There was a great pecha kucha by Rebecca Barrington about the Checklist plugin and some debate over the pros and cons of this versus the Progress Bar plugin. Checklist certainly looks very versatile and is one I’ll be giving a closer look. Anne Jamie from Edinburgh Napier gave a really interesting session on using the Book module. They were using it as an individual reflective log through some clever use of permissions and groups. It was a really creative use of an activity normally just used for presentational purposes, and it served as a great example of just how you can make things work in so many ways through activity configuration. Well done Napier!
//platform.twitter.com/widgets.jsAnother standout session came from the RAF. They are currently going through a major Moodle upgrade cycle and increasing their audience from 50,000 to 300,000 users. It was interesting hearing about the trials and tribulations of using Moodle in defence, and great to have the forces represented at the Moot. I went to an MOD Moodle symposium a few years back at HMS Sultan in Gosport, which was to a closed audience of forces and suppliers, and it was evident then that Moodle was in widespread use across the Army, Navy and RAF in the UK. So it was really good to see the RAF out and about, engaging with the wider Moodle community. Hopefully this more open engagement is a sign of things to come.
The keynote from Martin Dougiamas (@moodler) on Day One was about the future of Moodle. This future clearly revolves around teachers – Martin was keen to point out that by ‘teachers’ he was referring to anyone using Moodle to educate people, be they from schools, universities or the corporate world. In his words, Moodle will not be lining up to join the new generation of automated learning tools. Moodle has always been a tool that allows teachers to support their learners, and the future of Moodle will works towards making it even better in this respect.
The other standout “session”, of course, was the gala dinner. Thanks to Elearn Design for sponsoring the dinner and to Gavin and the team for the food and wine selection. It was absolutely gorgeous and the venue (and backdrop) was just amazing.
This was my third MoodleMoot and the best yet. The Corn Exchange venue was not as good as the Dublin hotel used the past two years as some conference rooms were a bit tricky to get to, but it was still a good venue and the staff were just great. The organisation from Gavin Henrick and his team was once again faultless and Gavin was a brilliant event host, facilitator and connector. Edinburgh is a superb location and it was a pleasure to visit the city again after a break of about ten years for me.

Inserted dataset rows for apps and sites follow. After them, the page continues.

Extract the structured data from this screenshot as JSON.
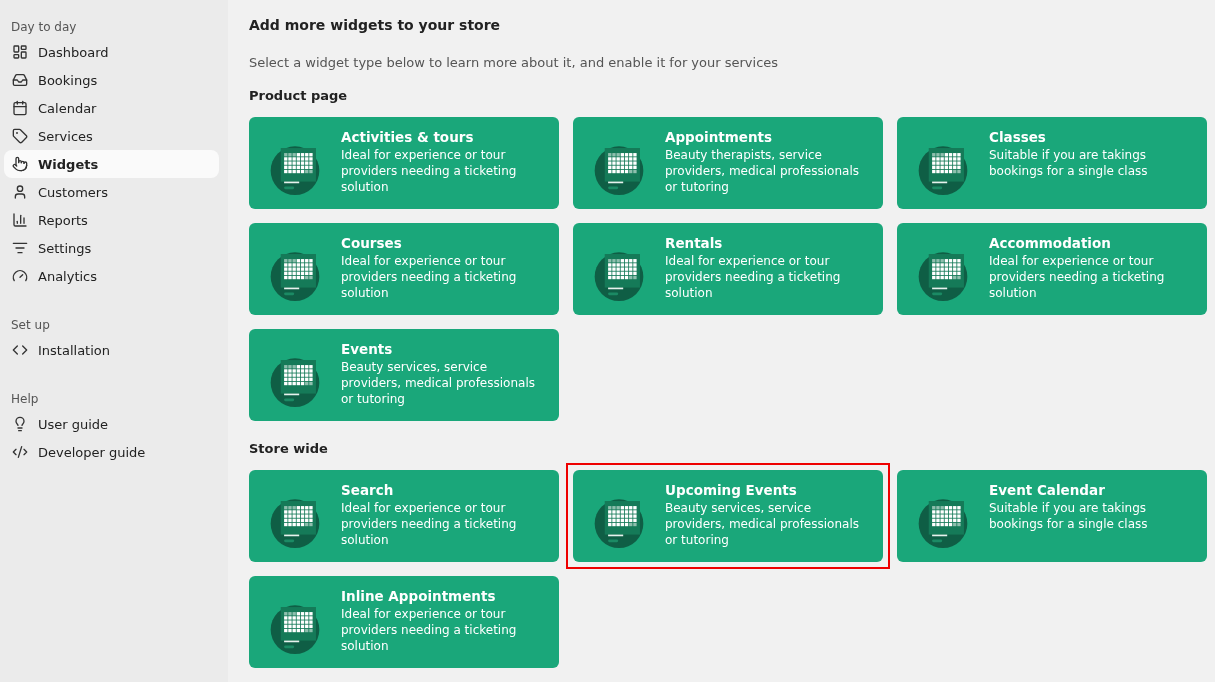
{
  "sidebar": {
    "sections": [
      {
        "title": "Day to day",
        "items": [
          {
            "label": "Dashboard",
            "selected": false
          },
          {
            "label": "Bookings",
            "selected": false
          },
          {
            "label": "Calendar",
            "selected": false
          },
          {
            "label": "Services",
            "selected": false
          },
          {
            "label": "Widgets",
            "selected": true
          },
          {
            "label": "Customers",
            "selected": false
          },
          {
            "label": "Reports",
            "selected": false
          },
          {
            "label": "Settings",
            "selected": false
          },
          {
            "label": "Analytics",
            "selected": false
          }
        ]
      },
      {
        "title": "Set up",
        "items": [
          {
            "label": "Installation",
            "selected": false
          }
        ]
      },
      {
        "title": "Help",
        "items": [
          {
            "label": "User guide",
            "selected": false
          },
          {
            "label": "Developer guide",
            "selected": false
          }
        ]
      }
    ]
  },
  "main": {
    "title": "Add more widgets to your store",
    "subtitle": "Select a widget type below to learn more about it, and enable it for your services",
    "groups": [
      {
        "title": "Product page",
        "widgets": [
          {
            "title": "Activities & tours",
            "description": "Ideal for experience or tour providers needing a ticketing solution",
            "highlighted": false
          },
          {
            "title": "Appointments",
            "description": "Beauty therapists, service providers, medical professionals or tutoring",
            "highlighted": false
          },
          {
            "title": "Classes",
            "description": "Suitable if you are takings bookings for a single class",
            "highlighted": false
          },
          {
            "title": "Courses",
            "description": "Ideal for experience or tour providers needing a ticketing solution",
            "highlighted": false
          },
          {
            "title": "Rentals",
            "description": "Ideal for experience or tour providers needing a ticketing solution",
            "highlighted": false
          },
          {
            "title": "Accommodation",
            "description": "Ideal for experience or tour providers needing a ticketing solution",
            "highlighted": false
          },
          {
            "title": "Events",
            "description": "Beauty services, service providers, medical professionals or tutoring",
            "highlighted": false
          }
        ]
      },
      {
        "title": "Store wide",
        "widgets": [
          {
            "title": "Search",
            "description": "Ideal for experience or tour providers needing a ticketing solution",
            "highlighted": false
          },
          {
            "title": "Upcoming Events",
            "description": "Beauty services, service providers, medical professionals or tutoring",
            "highlighted": true
          },
          {
            "title": "Event Calendar",
            "description": "Suitable if you are takings bookings for a single class",
            "highlighted": false
          },
          {
            "title": "Inline Appointments",
            "description": "Ideal for experience or tour providers needing a ticketing solution",
            "highlighted": false
          }
        ]
      }
    ]
  }
}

The community aspect is one of the reasons I enjoy working with Moodle so much, and the 400 delegates were friendly and welcoming to all involved. One of the key takeaways on the community side was the amount of women at the conference, both as delegates and speakers. Many open source and technical communities are criticised for their lack of, or treatment of, women but the Moodle community is one that can be held up as an example of how to do it right. By my reckoning about 40% of the conference sessions were led by women, and when you look at some of the open source speaker stats on the Geek Feminism wiki, you can see how far the Moodle community is ahead of the rest of the open source world.
Finally, MoodleMoot has renewed my drive and enthusiasm for all things Moodle. I attended the event with my colleague Andrew Downes. Immediately after the event, Andrew’s desire to get more involved in the Moodle community was evident as he was enthusing about how he might contribute more. This was really great to see coming from someone else, because that’s exactly what the Moot does for me too. You come away from this event with a renewed drive and more enthusiasm than ever to get even more involved. Moot is just a short, physical manifestation of the amazing thing that is the Moodle Community. Seeing the community come together, for a few days to share knowledge, generate ideas and form new connections is just awe inspiring. It’s what makes Moodle – and open source – great. Long may it continue.